Responsibility is a complex virtue, requiring much time, patience and practice to acquire.  Because responsibility is such a key element in leading a happy and productive adult life, we have devoted four articles on how parents can instill this virtue in their children. 

There are 12 major concepts related to responsibility that parents must address when teaching their children to be responsible individuals.  They are:

  1. Being accountable
  2. Exercising self-control
  3. Planning and setting goals
  4. Choosing positive attitudes
  5. Doing one's duty
  6. Being self-reliant
  7. Pursuing excellence
  8. Being proactive
  9. Being persistent
  10. Being reflective
  11. Setting a good example
  12. Being morally autonomous

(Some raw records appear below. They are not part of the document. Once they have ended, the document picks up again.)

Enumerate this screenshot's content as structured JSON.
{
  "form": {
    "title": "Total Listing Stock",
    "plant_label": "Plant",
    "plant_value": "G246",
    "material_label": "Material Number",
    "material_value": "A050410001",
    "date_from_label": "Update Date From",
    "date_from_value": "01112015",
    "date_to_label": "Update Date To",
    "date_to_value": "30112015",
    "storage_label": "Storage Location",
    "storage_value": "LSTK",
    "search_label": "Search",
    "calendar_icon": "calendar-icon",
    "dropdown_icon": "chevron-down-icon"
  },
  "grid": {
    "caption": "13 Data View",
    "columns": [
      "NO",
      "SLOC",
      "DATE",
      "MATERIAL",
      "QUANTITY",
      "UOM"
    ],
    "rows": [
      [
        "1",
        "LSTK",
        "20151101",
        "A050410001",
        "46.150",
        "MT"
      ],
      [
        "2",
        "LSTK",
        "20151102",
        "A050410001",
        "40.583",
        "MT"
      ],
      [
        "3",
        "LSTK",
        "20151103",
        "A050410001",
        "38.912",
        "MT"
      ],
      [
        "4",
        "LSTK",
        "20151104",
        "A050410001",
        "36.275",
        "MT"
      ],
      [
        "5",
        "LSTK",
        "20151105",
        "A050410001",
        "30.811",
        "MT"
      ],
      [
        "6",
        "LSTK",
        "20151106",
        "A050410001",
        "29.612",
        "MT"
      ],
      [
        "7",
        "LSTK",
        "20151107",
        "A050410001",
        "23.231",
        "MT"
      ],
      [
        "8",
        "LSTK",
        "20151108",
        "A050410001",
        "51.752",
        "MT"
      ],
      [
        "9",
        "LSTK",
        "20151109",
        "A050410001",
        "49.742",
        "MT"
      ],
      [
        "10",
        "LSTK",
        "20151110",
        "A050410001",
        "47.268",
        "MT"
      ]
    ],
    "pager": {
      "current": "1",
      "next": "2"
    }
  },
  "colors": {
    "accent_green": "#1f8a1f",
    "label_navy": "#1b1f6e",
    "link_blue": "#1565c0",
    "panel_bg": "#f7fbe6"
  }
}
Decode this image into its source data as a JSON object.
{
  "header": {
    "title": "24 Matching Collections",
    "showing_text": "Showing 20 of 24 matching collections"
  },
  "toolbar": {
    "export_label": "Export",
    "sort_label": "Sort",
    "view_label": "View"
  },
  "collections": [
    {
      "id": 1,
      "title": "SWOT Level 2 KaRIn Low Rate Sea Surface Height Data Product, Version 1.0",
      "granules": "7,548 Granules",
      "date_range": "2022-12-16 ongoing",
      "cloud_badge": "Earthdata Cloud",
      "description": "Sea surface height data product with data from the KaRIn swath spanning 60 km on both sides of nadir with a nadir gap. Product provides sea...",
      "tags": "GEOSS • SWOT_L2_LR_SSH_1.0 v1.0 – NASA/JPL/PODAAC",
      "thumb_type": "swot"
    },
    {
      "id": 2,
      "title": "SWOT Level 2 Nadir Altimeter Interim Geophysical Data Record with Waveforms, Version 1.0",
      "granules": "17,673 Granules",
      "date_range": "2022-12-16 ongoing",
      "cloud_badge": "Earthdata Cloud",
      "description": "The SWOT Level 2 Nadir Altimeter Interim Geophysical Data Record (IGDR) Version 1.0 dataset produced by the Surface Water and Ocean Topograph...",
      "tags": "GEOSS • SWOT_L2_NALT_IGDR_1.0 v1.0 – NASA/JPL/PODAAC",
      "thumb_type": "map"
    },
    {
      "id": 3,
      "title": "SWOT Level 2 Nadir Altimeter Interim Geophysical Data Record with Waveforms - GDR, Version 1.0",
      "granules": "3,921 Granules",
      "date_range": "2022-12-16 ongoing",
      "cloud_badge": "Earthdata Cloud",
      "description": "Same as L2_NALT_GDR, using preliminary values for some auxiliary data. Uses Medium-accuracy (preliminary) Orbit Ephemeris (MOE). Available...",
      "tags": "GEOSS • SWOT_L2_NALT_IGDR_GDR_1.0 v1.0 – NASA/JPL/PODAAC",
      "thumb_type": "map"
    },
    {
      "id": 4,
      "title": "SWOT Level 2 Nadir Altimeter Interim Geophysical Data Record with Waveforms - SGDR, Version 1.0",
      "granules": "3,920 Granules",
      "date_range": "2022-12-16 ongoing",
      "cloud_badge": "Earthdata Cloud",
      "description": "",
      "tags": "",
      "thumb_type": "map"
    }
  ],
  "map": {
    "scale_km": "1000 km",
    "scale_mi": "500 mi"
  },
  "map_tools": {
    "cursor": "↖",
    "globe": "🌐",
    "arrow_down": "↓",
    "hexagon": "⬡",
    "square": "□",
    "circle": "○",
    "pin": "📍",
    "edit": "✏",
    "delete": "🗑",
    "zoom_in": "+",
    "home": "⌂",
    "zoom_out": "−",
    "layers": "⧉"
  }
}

This is the second of the four articles. It focuses on the concepts 4 through 8.

  1. Choosing Positive Attitudes. Responsible people accept control over their own emotions, and thus, their happiness. They choose positive attitudes like cheerfulness, enthusiasm and generosity. This is a difficult attribute to cultivate in teens because teenage insecurities often translate into sarcasm and anger, and because teens equate cynicism with maturity, often think they are right because they feel so strongly about things and tend to have a very narrow view of matters.


    Parents may need to enlist the help of another adult their teen admires or trusts to deliver the message that everyone has the power to choose between positive and negative attitudes and to make positive and negative choices.  The message can include these points:

    • Attitudes often are products of feelings.  Always acting on feelings alone is unhealthy and unwise.
    • While initial emotional responses of anger, sadness and hopelessness may occur spontaneously, a person can change his or her perspective though reflection and willpower.
    • How we react to an incident is determined by how we perceive facts and intentions. But our perceptions can often be based on erroneous assumptions produced by negative attitudes.
    • Accept what you cannot change.
    • Selfishness is self-destructive.
    • Bad things do happen, but the happiest and most successful people in life learn to put tragedies, failures and hurt feelings behind them.
  2. Doing One's Duty. Responsible people follow through on their commitments. They keep their promises, even when it is not convenient or easy.


  3. Being Self-Reliant.  Responsible people manage their lives so they are not a burden to others. Parents should teach teens not to ask for assistance with tasks they (teens) are able to perform themselves.


  4. Pursing Excellence. Responsible people strive for excellence, giving 100 percent of themselves to the task at hand. Responsible people also do the best they can with the resources at their disposal. A job well done boosts self-confidence and self-esteem. A parent's role in a child's pursuit of excellence is to praise worthy efforts and successes a​nd to provide encouragement when things are not going well.


  5. Being Proactive.  Being proactive means taking the initiative to achieve self and community improvement.  Responsible people try to change situations that need to be changed and to resolve social problems.  Proactive people don't just react to life; they seek to effect change in areas they can control.  Parents must help teens identify their sphere of influence and teach them how to improve their own situation instead of expecting others to do it for them.


In Responsibility, Part III​, we will focus on concepts 9 and 10 of teaching responsibility.